REQUIRED ACTION: Some lines of these records may hold the word "Active"; state how many, using only the number.
####################
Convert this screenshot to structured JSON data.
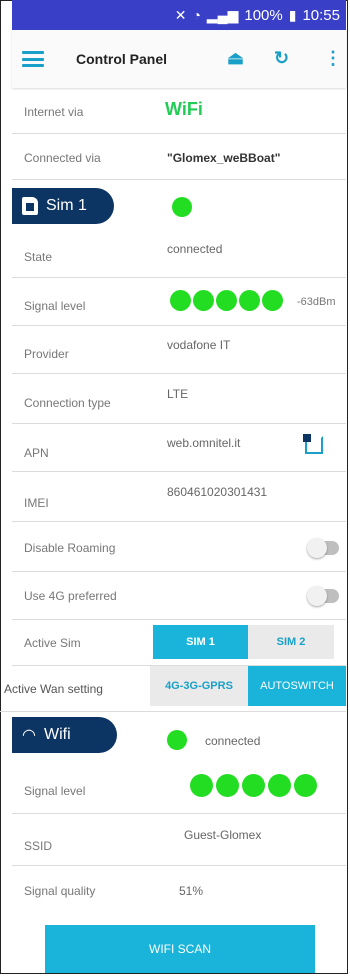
{
  "status_bar": {
    "battery": "100%",
    "time": "10:55"
  },
  "app_bar": {
    "title": "Control Panel"
  },
  "internet": {
    "via_label": "Internet via",
    "via_value": "WiFi",
    "connected_label": "Connected via",
    "connected_value": "\"Glomex_weBBoat\""
  },
  "sim": {
    "header": "Sim 1",
    "state_label": "State",
    "state_value": "connected",
    "signal_label": "Signal level",
    "signal_value": "-63dBm",
    "signal_bars": 5,
    "provider_label": "Provider",
    "provider_value": "vodafone IT",
    "conn_type_label": "Connection type",
    "conn_type_value": "LTE",
    "apn_label": "APN",
    "apn_value": "web.omnitel.it",
    "imei_label": "IMEI",
    "imei_value": "860461020301431",
    "roaming_label": "Disable Roaming",
    "use4g_label": "Use 4G preferred",
    "active_sim_label": "Active Sim",
    "sim1_label": "SIM 1",
    "sim2_label": "SIM 2"
  },
  "wan": {
    "label": "Active Wan setting",
    "opt1": "4G-3G-GPRS",
    "opt2": "AUTOSWITCH"
  },
  "wifi": {
    "header": "Wifi",
    "status": "connected",
    "signal_label": "Signal level",
    "signal_bars": 5,
    "ssid_label": "SSID",
    "ssid_value": "Guest-Glomex",
    "quality_label": "Signal quality",
    "quality_value": "51%",
    "scan_label": "WIFI SCAN"
  },
  "colors": {
    "accent": "#1ab3d9",
    "pill": "#0d3563",
    "green": "#22dd22",
    "statusbar": "#3a3fc7"
  }
}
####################
EXERCISE RESULT: 2